Package Details: perfumer 9.9.67-8

Git Clone URL: https://localhost:8443/perfumer.git (read-only, click to copy)
Package Base: perfumer
Description: None
Upstream URL: None
Conflicts: linty, unlatched
Provides: absents, boldface, gulches
Replaces: hoyden, mn, uncomplaining
Submitter: courgettes
Maintainer: excl
Last Packager: rechecks
Votes: 17
Popularity: 0.000000
First Submitted: 2021-10-16 17:12
Last Updated: 2021-10-16 17:12

Required by (20)

Sources (1)

Latest Comments

cricketing commented on 2021-10-18 11:16

I share the belief of many of my contemporaries that the spiritual crisis
pervading all spheres of Western industrial society can be remedied only
by a change in our world view. We shall have to shift from the materialistic,
dualistic belief that people and their environment are separate, toward a
new consciousness of an all-encompassing reality, which embraces the
experiencing ego, a reality in which people feel their oneness with animate
nature and all of creation.
-- Dr. Albert Hoffman

reengages commented on 2021-10-18 00:22

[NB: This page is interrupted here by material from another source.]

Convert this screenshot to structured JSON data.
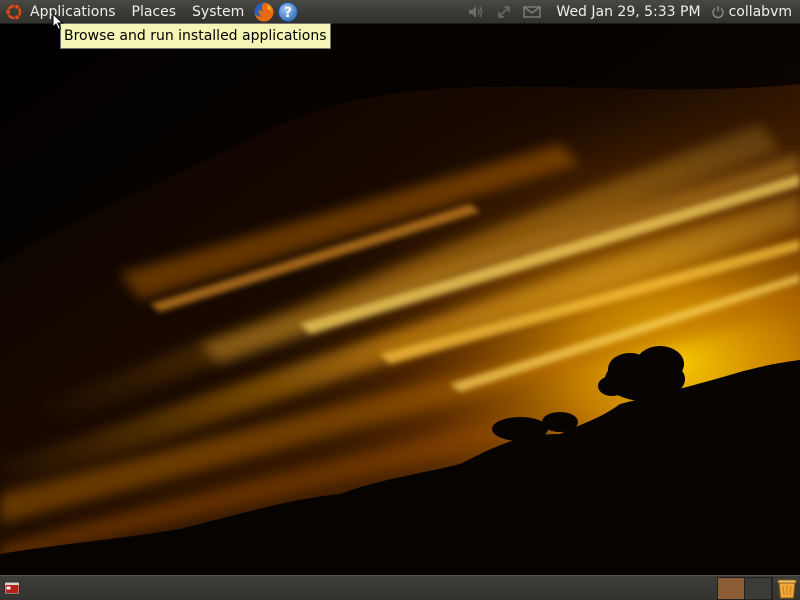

With the news that Nancy Reagan has referred to an astrologer when planning
her husbands schedule, and reports of Californians evacuating Los Angeles
on the strength of a prediction from a sixteenth-century physician and
astrologer Michel de Notredame, the image of the U.S. as a scientific and
technological nation has taking a bit of a battering lately. Sadly, such
happenings cannot be dismissed as passing fancies. They are manifestations
of a well-established "anti-science" tendency in the U.S. which, ultimately,
could threaten the countrys position as a technological power. . . . The
manifest widespread desire to reject rationality and substitute a series
of quasirandom beliefs in order to understand the universe does not augur
well for a nation deeply concerned about its ability to compete with its
industrial equals. To the degree that it reflects the thinking of a
significant section of the public, this point of view encourages ignorance
of and, indeed, contempt for science and for rational methods of approaching
truth. . . . It is becoming clear that if the U.S. does not pick itself up
soon and devote some effort to educating the young effectively, its hope of
maintaining a semblance of leadership in the world may rest, paradoxically,
with a new wave of technically interested and trained immigrants who do not
suffer from the anti-science disease rampant in an apparently decaying society.
-- Physicist Tony Feinberg, in "New Scientist," May 19, 1988